◆ Requirement:
Count every line below in which "name" occurs, then give only the count.

◆ The records:
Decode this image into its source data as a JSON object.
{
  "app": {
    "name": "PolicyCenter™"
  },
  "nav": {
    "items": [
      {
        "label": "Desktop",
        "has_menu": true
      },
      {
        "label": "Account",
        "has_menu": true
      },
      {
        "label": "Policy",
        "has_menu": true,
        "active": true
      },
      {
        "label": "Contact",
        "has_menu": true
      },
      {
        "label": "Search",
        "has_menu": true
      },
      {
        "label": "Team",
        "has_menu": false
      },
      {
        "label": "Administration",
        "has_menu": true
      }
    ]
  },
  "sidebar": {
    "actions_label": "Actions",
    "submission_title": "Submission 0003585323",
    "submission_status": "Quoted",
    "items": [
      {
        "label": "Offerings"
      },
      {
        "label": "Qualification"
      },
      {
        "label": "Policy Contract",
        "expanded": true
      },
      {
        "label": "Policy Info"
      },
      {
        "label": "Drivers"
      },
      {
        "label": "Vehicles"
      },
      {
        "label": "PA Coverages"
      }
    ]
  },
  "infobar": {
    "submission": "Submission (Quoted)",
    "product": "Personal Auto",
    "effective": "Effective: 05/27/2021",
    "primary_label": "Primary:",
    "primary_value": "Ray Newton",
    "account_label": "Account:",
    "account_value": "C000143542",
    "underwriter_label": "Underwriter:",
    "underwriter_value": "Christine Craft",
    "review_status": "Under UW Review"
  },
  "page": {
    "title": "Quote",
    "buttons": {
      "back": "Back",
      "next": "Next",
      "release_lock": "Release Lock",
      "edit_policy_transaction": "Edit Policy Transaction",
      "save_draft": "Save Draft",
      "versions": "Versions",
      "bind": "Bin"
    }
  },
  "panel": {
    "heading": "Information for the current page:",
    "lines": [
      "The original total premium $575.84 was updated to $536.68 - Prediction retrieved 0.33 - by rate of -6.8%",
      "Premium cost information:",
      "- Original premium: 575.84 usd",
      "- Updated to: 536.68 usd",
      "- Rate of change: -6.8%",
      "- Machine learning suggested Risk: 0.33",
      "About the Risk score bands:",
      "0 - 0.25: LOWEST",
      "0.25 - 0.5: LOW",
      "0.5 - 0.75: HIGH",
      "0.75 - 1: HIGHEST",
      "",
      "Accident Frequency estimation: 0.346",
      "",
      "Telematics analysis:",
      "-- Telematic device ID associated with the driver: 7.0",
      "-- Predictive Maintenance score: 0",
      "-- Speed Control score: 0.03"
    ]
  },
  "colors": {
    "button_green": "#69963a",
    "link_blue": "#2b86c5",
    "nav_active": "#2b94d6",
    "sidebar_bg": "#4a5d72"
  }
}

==

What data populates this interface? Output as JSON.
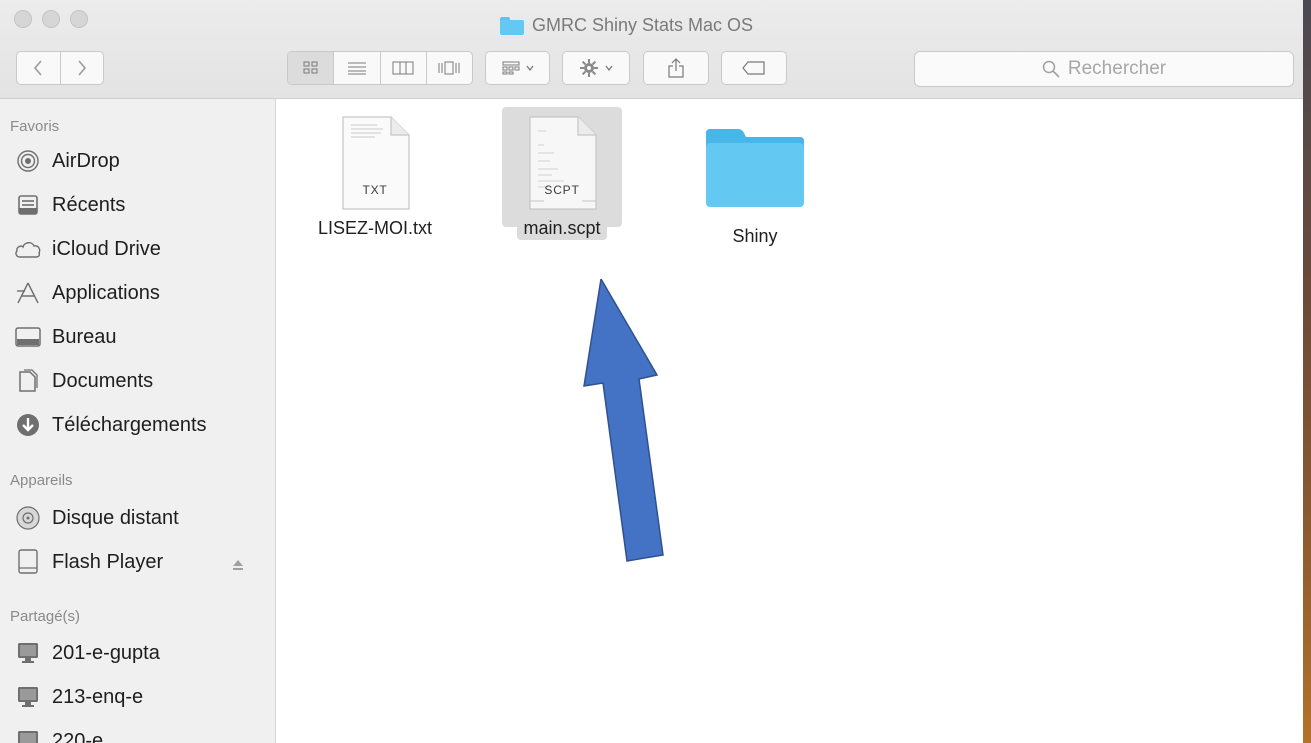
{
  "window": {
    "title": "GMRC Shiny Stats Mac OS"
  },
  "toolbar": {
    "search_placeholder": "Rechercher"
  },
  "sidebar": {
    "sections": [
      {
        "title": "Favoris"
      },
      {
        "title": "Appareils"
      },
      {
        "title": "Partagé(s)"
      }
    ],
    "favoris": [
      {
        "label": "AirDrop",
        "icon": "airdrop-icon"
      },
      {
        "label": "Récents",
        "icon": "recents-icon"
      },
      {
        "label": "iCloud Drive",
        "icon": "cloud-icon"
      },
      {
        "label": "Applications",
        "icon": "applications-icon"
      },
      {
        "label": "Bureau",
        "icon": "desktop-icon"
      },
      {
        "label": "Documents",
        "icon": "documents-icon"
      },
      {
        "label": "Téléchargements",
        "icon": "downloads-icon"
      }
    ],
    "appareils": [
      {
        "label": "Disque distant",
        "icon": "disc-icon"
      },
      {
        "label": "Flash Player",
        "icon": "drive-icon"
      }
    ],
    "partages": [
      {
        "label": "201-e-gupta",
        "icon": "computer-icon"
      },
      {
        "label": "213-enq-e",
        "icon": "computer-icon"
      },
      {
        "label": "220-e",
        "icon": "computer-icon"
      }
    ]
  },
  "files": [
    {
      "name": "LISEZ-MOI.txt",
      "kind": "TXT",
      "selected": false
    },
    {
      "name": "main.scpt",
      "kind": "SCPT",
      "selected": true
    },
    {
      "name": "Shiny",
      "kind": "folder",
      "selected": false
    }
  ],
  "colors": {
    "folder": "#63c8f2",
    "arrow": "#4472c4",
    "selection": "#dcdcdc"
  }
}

◆ Your response:
4